The ASUS Transformer is a nifty piece of tablet kit, particularly because of its super-awesome keyboard dock that comes with its own extended battery. But Transformer owners have complained that they're essentially left in the dark about the status of the dock's battery - because by default the only battery status displayed is that of the tablet itself. This means that you'll just see a nice, full battery for hours on end until suddenly your little green bar starts to drop precipitously, indicating the dock has finally run out of juice.
|David Ruddock||David's phone is whatever is currently sitting on his desk. He is an avid writer, and enjoys playing devil's advocate in editorials, and reviewing the latest phones and gadgets. He also doesn't usually write such boring sentences.|
Do you wish your XOOM was an ASUS Transformer - but leather? Motorola's got a new keyboard / leather folio case out for the XOOM, and it's on sale for a pretty reasonable $85. Spiffy. It's unknown if the keyboard is connecting via Bluetooth, but that seems like the most obvious way to go about doing this, as there's no mention of any sort of charging functionality, so we assume it's all done sans wires.
Surprise, surprise - Rovio's about to issue the next major content update to Angry Birds Rio early! The Carnival update will be available on the Market shortly (exactly how long, we don't know), and we already have the basic changelog:
- 15 levels in new world named Carnival Upheaval
- Blue, the Macaw, can now be used alone.
- The new hidden fruits are papaya (thanks to everyone who helped us figure this out)
There's several iOS sites that are already reporting on the update, and Rovio stated 2 days ago that Carnival would be coming to Android at the same time as iOS:
We'll keep this post updated as we learn more.
If you've been watching the blogosphere over the last few days, you might have seen an article or two about a "complaint" filed with the FCC over Verizon's block on tethering applications in the Android Market.
The complainant's argument goes something like this: Verizon purchased the 700MHz spectrum ("block C" of the spectrum) back in 2007, and that spectrum is now used by Verizon for its 4G LTE service. That purchase, ala Google and other net neutrality lobbyists, came with one seemingly large caveat: Verizon (or AT&T, or anyone who bought in that spectrum) could not "deny, limit, or restrict" the phones using that spectrum in particular ways: phones must be carrier unlocked, able to access all parts of the web, and run any software.
Have you ever thought to yourself, "I would love it if my phone had better battery life - in fact, I wouldn't mind it being roughly three times thicker and infinitely more cumbersome to handle, either." Have I got a product for you.
Yes everyone, a 4500mAh extended battery for the Thunderbolt, just what we've all been waiting for - you'll have so much equipment jammed in your pants that Representative Weiner will be jealous.
We're big fans of Wirefly over here at Android Police, and frankly, we're always a bit covetous when the online retailer gets their hands on a new piece of kit before everyone else.
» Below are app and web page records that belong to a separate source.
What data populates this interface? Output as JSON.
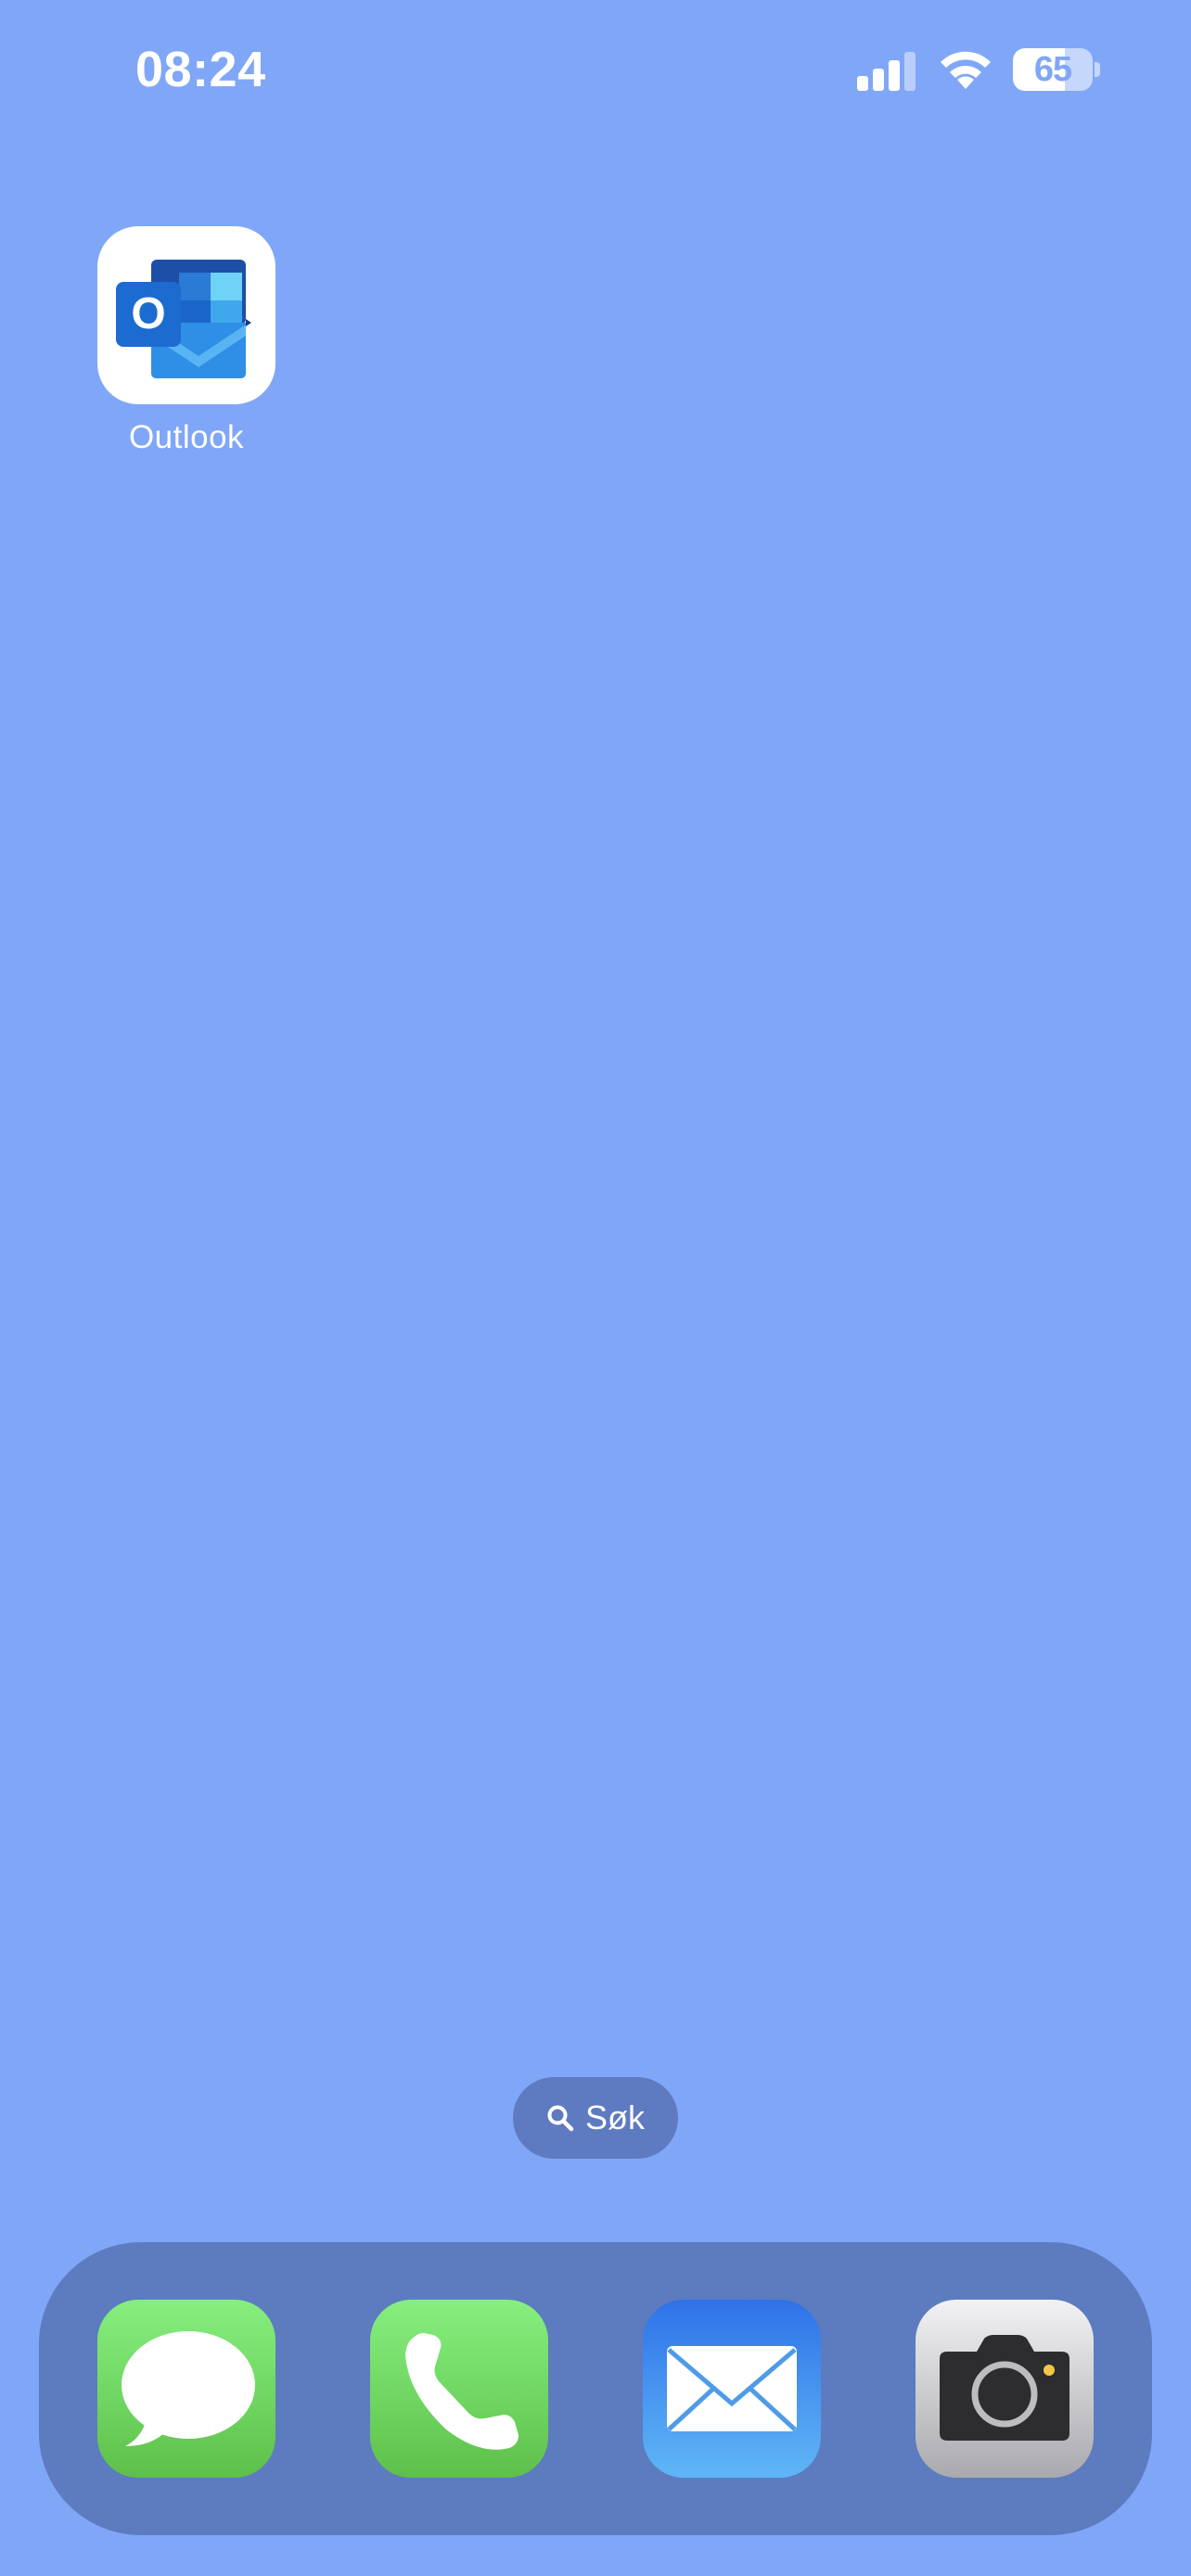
{
  "status_bar": {
    "time": "08:24",
    "battery_level": "65",
    "battery_fraction": 0.65
  },
  "home_screen": {
    "apps": [
      {
        "label": "Outlook",
        "icon": "outlook-icon"
      }
    ]
  },
  "search": {
    "label": "Søk",
    "icon": "search-icon"
  },
  "dock": {
    "apps": [
      {
        "name": "messages",
        "icon": "messages-icon"
      },
      {
        "name": "phone",
        "icon": "phone-icon"
      },
      {
        "name": "mail",
        "icon": "mail-icon"
      },
      {
        "name": "camera",
        "icon": "camera-icon"
      }
    ]
  },
  "colors": {
    "wallpaper": "#80a6f8",
    "dock": "#5d7bbf",
    "search_pill": "#5e7ac0",
    "ios_green": "#5ec04a",
    "mail_blue": "#2f72e8",
    "outlook_blue": "#1b6bd0"
  }
}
Still, we watched this review longingly, as it demonstrates many of the changes in Sense 3.0, benchmarks, and some of the built-in games on the 3D. It's over 12 minutes long, so, pull up a chair:
You saw some of the leaked Bionic pictures earlier today, but now thanks to PhoneHK we can give you even more information about the upcoming monster of a Motorola handset. First and foremost, this thing will (at least according to this test unit) be running Android 2.3.4 Gingerbread right out of the gate:
That's a relief. If the Bionic had shipped with Froyo, Motorola might have had a user rebellion on its hands.
So, you bought that fancy new Nexus S/DROID Charge/Galaxy S II/G2X/Flyer with a front-facing camera, and you were excited to make video calls. Then you noticed there isn't any native video chat client for Android (yet - Talk will have this integrated soon). Then you heard about fring, which is pretty cool. Then you tried to install it, only to discover it didn't work. Then you probably had a sad.
It's that time of the month once again, Google has updated the platform version distribution charts for Android, and Gingerbread is finally gaining steam:
Gingerbread now makes up a whole 9.2% of the Android ecosystem, and the Gingerbread source has been publicly available for 6 months as of today. Froyo still dominates, at around 65%, with Éclair placing second. Pre-2.1 devices now account for less than 5% of the total, which really makes the whole 2-year device-life logic seem rather silly.